This is a teaching activity in which students learn about the connection between CO2 emissionS, CO2 concentration, and average global temperatures. Through a simple online model, students learn about the relationship between these and learn about climate modeling while predicting temperature change over the 21st century.

In this role-play activity, students take the roles of various important players in the climate change policy debate including politicians, scientists, environmentalists, and industry representatives. Working in these roles, students must take a position, debate with others, and then vote on legislation designed to reduce greenhouse gas emissions in the United States. Can be used in a variety of courses including writing and rhetoric, and social sciences.

This activity introduces students to different forms of energy, energy transformations, energy storage, and the flow of energy through systems. Students learn that most energy can be traced back to nuclear fusion on the sun.

In this activity, students examine NASA satellite data to determine if sea surface temperature has reached a point that would cause coral bleaching in the Caribbean.

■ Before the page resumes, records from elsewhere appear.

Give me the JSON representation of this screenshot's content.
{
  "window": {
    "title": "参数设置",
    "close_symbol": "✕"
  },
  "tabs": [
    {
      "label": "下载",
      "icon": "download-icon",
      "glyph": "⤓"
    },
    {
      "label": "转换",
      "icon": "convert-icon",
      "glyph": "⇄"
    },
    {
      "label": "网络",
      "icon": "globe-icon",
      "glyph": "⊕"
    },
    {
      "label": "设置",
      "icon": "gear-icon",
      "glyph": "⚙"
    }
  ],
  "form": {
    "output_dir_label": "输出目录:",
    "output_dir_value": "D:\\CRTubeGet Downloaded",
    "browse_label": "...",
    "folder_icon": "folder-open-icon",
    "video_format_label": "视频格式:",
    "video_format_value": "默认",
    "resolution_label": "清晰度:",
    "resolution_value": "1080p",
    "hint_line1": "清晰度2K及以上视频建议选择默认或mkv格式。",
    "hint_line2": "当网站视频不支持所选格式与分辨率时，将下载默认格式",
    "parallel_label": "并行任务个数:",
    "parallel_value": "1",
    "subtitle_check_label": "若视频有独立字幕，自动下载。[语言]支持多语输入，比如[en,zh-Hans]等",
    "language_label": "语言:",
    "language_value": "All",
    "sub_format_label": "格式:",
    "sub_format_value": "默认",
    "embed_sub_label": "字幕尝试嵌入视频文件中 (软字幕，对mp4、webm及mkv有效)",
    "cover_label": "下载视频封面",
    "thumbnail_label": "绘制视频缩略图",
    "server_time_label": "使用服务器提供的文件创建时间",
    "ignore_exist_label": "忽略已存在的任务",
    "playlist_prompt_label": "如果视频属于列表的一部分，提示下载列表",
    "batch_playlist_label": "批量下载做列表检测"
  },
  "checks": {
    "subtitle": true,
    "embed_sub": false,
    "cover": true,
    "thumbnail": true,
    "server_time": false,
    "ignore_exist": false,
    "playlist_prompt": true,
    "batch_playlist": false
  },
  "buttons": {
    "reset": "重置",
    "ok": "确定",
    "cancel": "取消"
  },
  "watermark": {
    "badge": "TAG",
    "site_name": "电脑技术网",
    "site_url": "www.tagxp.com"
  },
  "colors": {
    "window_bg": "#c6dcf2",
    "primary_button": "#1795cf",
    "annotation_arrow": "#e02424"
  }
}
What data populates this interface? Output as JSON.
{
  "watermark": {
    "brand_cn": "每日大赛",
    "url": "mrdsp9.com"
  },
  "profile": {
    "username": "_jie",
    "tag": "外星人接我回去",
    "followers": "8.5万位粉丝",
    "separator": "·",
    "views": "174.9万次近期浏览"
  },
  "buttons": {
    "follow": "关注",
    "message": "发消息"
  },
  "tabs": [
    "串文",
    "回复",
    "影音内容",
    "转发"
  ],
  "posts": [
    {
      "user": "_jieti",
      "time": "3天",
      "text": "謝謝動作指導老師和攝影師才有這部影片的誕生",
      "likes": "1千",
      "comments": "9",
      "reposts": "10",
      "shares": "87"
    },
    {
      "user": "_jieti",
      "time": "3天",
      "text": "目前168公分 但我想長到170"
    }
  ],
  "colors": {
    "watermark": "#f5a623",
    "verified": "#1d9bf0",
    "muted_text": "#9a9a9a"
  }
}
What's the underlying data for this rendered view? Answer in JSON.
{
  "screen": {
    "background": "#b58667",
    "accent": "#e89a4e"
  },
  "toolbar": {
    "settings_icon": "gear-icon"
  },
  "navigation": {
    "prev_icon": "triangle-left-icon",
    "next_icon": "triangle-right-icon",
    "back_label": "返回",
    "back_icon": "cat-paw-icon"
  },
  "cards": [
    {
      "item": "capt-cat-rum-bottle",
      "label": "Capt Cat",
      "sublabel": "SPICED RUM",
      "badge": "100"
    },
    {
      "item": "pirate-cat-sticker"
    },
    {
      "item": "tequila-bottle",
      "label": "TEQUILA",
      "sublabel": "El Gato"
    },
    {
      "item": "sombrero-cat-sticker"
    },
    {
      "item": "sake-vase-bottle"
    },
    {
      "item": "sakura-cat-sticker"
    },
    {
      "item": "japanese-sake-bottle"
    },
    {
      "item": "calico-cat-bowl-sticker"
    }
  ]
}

This as a 2-part activity in which students study the properties of CO2 in a lab and then use Web resources to research different types of carbon capture. A video lecture accompanies the activity.

This qualitative graphic illustrates the various factors that affect the amount of solar radiation hitting or being absorbed by Earth's surface such as aerosols, clouds, and albedo.

This is the ninth and final lesson in a series of lessons about climate change. This lesson focuses on the various activities that humans can do to mitigate the effects of climate change. This includes information on current and predicted CO2 emission scenarios across the globe, alternative energy sources, and how people are currently responding to climate change. Importantly, this lesson is motivating in showing students that they can make a difference.

This narrated animation displays three separate graphs of carbon emissions by humans, atmospheric concentrations of CO2, and average global temperature as it has changed over the last 1000 years. The final slide overlays the three graphs to show how they all correspond.

This interactive contains four animated slides that introduce the greenhouse effect. An additional animation offers to 'explore more'.

This slideshow lays out a photo story with short descriptions of how city buildings all over the world are taking climate change and rising sea level seriously, designing structures that can react to unforeseen changes. As sea levels continue to rise, architects design ways to live with the rising water.